A new study from the Nature International Journal of Science has determined that glaciers worldwide are melting at a rate of 390 billions tons of snow and ice per year due to climate change. The loss rates mean some mountain ranges could lose all their snow and ice by the end of the century.
The largest losses are seen in the Alaskan glaciers, the South American ice fields and the Arctic glaciers. The study also showed sea levels worldwide have risen an inch over the past 50 years, and about 30 percent of this rise is due to glaciers melting. (You can read the full study here.)
The study authors, mostly from the University of Zurich, say the glacier loss can be attributed to climate change because they observed the losses all beginning at around the same time across 30 years ago. This would indicate a global issue that lead researcher Michael Zemp says is “clearly climate change.”

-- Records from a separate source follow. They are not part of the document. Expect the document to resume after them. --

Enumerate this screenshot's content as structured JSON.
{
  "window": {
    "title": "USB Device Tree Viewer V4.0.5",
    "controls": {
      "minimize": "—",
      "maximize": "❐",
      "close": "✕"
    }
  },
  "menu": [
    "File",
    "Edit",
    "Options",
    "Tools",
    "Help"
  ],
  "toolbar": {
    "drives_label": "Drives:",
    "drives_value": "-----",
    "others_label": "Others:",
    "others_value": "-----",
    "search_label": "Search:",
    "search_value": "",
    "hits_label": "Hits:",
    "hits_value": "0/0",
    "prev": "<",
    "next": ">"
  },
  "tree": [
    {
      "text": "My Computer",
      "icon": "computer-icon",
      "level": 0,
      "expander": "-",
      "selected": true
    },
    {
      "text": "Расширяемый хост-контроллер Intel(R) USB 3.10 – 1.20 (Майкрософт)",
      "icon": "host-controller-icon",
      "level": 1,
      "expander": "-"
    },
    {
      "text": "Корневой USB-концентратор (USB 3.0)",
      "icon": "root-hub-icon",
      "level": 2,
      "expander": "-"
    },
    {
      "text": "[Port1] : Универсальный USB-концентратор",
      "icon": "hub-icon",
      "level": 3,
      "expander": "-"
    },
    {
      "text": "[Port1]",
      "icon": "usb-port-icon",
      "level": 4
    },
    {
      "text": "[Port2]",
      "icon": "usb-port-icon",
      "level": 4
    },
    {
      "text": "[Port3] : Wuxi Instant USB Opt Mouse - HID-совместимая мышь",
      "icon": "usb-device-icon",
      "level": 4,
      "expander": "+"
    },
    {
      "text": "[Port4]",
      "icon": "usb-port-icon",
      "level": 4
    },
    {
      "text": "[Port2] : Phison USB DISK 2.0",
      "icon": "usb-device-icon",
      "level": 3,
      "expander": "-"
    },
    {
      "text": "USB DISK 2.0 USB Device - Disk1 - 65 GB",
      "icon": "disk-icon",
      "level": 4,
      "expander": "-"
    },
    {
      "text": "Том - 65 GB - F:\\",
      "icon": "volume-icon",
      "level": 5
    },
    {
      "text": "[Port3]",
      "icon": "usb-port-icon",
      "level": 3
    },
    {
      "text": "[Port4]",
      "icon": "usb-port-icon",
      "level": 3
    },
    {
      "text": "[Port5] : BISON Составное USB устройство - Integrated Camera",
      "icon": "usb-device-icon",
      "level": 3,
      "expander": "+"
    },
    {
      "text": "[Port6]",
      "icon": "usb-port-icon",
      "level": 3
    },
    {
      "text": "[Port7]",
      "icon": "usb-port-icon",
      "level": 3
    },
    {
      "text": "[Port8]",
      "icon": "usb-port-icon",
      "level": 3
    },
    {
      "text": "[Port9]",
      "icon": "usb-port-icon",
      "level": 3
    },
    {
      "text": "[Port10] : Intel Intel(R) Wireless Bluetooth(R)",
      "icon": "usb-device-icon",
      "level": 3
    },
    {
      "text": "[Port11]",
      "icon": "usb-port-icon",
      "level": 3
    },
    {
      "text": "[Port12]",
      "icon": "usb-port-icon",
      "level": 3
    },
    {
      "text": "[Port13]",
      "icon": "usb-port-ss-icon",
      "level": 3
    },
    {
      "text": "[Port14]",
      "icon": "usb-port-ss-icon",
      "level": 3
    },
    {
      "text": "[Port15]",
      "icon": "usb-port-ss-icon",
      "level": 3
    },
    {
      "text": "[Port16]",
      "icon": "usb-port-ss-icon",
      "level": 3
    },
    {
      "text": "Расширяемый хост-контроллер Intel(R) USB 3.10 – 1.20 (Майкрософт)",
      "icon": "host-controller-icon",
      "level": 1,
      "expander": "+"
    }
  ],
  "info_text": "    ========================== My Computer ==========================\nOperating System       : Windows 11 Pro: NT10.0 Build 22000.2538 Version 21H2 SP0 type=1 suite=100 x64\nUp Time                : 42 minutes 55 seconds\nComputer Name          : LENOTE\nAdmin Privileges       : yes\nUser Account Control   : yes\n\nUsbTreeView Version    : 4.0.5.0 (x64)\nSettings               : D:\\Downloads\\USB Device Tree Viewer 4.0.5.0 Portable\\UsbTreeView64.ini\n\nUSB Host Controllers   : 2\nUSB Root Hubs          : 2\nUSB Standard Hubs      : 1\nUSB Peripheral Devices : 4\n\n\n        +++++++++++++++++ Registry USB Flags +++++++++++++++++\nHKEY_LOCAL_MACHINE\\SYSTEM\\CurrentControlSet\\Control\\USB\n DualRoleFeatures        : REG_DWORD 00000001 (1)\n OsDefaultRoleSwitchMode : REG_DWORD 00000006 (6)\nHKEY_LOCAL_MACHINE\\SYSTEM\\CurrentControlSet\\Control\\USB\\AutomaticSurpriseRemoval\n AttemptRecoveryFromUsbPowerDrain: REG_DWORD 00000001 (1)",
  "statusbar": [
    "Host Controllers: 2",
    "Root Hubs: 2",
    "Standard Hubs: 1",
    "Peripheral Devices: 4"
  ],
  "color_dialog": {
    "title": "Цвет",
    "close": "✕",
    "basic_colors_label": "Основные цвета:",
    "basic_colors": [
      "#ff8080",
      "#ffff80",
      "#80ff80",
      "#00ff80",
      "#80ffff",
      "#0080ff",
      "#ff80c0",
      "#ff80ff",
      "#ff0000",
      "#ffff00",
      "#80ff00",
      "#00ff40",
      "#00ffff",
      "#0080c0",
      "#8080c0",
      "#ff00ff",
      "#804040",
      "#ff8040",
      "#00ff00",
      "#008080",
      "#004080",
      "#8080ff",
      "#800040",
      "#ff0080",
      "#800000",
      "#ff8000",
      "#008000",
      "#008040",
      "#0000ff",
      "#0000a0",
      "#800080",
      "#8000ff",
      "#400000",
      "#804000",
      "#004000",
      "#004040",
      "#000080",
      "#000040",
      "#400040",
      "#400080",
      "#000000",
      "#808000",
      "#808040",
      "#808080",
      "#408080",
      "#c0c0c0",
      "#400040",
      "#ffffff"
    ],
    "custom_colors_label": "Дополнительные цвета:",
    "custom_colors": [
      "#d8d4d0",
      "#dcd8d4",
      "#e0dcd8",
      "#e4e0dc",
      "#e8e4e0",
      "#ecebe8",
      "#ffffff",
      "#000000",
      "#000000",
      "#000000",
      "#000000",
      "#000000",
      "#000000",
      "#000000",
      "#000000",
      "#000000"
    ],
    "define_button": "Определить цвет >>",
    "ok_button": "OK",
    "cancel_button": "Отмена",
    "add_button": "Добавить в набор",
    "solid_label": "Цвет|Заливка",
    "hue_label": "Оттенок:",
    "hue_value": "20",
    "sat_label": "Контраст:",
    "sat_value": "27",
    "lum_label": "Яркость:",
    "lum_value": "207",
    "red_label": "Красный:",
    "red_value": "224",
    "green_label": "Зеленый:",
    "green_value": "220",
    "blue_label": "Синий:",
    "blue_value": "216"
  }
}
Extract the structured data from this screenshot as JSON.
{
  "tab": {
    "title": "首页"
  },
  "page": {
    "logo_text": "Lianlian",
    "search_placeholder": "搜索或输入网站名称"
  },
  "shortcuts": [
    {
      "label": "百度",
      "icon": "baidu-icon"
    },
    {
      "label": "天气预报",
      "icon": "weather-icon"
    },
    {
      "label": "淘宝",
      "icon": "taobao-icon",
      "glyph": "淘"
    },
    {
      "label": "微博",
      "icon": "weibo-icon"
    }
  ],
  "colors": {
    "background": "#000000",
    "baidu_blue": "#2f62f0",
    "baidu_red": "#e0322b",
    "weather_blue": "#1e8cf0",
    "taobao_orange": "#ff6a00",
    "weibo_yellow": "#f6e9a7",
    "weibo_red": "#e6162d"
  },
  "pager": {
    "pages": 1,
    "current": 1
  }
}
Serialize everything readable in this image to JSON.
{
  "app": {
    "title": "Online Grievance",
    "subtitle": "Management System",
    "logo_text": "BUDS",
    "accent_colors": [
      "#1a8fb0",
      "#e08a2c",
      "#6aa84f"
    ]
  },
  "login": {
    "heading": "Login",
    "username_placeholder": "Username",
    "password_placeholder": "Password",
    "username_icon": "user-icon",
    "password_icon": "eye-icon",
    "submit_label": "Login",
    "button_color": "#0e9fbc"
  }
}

As glaciers melt, oceanic volume isn’t the only thing that changes. Ocean temperatures change as well, altering the natural habitats of numerous life forms across the planet. These fragile ecosystems can’t survive the changes that, while perhaps minor to us adaptable humans, are in fact radical to environments like reefs, arctic ice floes and ocean currents. Make no mistake: This is urgent, and not because our snow-capped peaks won’t be as Instagram-ready by the year 2100.